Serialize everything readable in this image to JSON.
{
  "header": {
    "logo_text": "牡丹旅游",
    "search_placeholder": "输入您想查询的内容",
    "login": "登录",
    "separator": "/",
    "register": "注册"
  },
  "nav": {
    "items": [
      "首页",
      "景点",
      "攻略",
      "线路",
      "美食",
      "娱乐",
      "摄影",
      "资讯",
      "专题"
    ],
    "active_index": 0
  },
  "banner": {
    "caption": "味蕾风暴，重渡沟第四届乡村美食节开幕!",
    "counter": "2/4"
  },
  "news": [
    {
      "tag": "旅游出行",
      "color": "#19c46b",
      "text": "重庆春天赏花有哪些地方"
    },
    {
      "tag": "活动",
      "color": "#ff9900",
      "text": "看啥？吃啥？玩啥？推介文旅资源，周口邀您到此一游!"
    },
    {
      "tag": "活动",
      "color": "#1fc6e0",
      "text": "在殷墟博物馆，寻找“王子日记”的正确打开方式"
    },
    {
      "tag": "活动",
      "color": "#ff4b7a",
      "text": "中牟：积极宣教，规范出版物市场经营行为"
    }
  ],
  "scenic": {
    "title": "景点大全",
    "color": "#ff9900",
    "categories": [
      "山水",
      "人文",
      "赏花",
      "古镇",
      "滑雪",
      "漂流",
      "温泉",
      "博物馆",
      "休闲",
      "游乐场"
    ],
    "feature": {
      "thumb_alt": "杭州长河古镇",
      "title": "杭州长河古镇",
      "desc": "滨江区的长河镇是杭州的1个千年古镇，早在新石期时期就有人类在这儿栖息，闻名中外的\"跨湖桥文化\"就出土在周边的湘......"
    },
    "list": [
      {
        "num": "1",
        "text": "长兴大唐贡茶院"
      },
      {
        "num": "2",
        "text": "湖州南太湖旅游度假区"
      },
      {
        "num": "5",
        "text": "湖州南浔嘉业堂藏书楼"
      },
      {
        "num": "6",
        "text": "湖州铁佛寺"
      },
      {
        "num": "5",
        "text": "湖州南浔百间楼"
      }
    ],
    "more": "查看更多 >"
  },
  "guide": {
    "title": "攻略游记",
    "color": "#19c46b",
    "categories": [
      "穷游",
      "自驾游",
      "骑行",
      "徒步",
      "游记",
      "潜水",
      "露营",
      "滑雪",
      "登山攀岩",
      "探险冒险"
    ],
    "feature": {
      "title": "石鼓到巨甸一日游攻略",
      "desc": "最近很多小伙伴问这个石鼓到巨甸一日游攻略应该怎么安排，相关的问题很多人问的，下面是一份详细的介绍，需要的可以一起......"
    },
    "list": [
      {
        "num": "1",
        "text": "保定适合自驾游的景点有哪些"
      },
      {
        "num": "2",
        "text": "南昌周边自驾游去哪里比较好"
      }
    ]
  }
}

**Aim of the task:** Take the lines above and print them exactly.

**Response for this exercise:**
Serialize everything readable in this image to JSON.
{
  "header": {
    "logo_text": "牡丹旅游",
    "search_placeholder": "输入您想查询的内容",
    "login": "登录",
    "separator": "/",
    "register": "注册"
  },
  "nav": {
    "items": [
      "首页",
      "景点",
      "攻略",
      "线路",
      "美食",
      "娱乐",
      "摄影",
      "资讯",
      "专题"
    ],
    "active_index": 0
  },
  "banner": {
    "caption": "味蕾风暴，重渡沟第四届乡村美食节开幕!",
    "counter": "2/4"
  },
  "news": [
    {
      "tag": "旅游出行",
      "color": "#19c46b",
      "text": "重庆春天赏花有哪些地方"
    },
    {
      "tag": "活动",
      "color": "#ff9900",
      "text": "看啥？吃啥？玩啥？推介文旅资源，周口邀您到此一游!"
    },
    {
      "tag": "活动",
      "color": "#1fc6e0",
      "text": "在殷墟博物馆，寻找“王子日记”的正确打开方式"
    },
    {
      "tag": "活动",
      "color": "#ff4b7a",
      "text": "中牟：积极宣教，规范出版物市场经营行为"
    }
  ],
  "scenic": {
    "title": "景点大全",
    "color": "#ff9900",
    "categories": [
      "山水",
      "人文",
      "赏花",
      "古镇",
      "滑雪",
      "漂流",
      "温泉",
      "博物馆",
      "休闲",
      "游乐场"
    ],
    "feature": {
      "thumb_alt": "杭州长河古镇",
      "title": "杭州长河古镇",
      "desc": "滨江区的长河镇是杭州的1个千年古镇，早在新石期时期就有人类在这儿栖息，闻名中外的\"跨湖桥文化\"就出土在周边的湘......"
    },
    "list": [
      {
        "num": "1",
        "text": "长兴大唐贡茶院"
      },
      {
        "num": "2",
        "text": "湖州南太湖旅游度假区"
      },
      {
        "num": "5",
        "text": "湖州南浔嘉业堂藏书楼"
      },
      {
        "num": "6",
        "text": "湖州铁佛寺"
      },
      {
        "num": "5",
        "text": "湖州南浔百间楼"
      }
    ],
    "more": "查看更多 >"
  },
  "guide": {
    "title": "攻略游记",
    "color": "#19c46b",
    "categories": [
      "穷游",
      "自驾游",
      "骑行",
      "徒步",
      "游记",
      "潜水",
      "露营",
      "滑雪",
      "登山攀岩",
      "探险冒险"
    ],
    "feature": {
      "title": "石鼓到巨甸一日游攻略",
      "desc": "最近很多小伙伴问这个石鼓到巨甸一日游攻略应该怎么安排，相关的问题很多人问的，下面是一份详细的介绍，需要的可以一起......"
    },
    "list": [
      {
        "num": "1",
        "text": "保定适合自驾游的景点有哪些"
      },
      {
        "num": "2",
        "text": "南昌周边自驾游去哪里比较好"
      }
    ]
  }
}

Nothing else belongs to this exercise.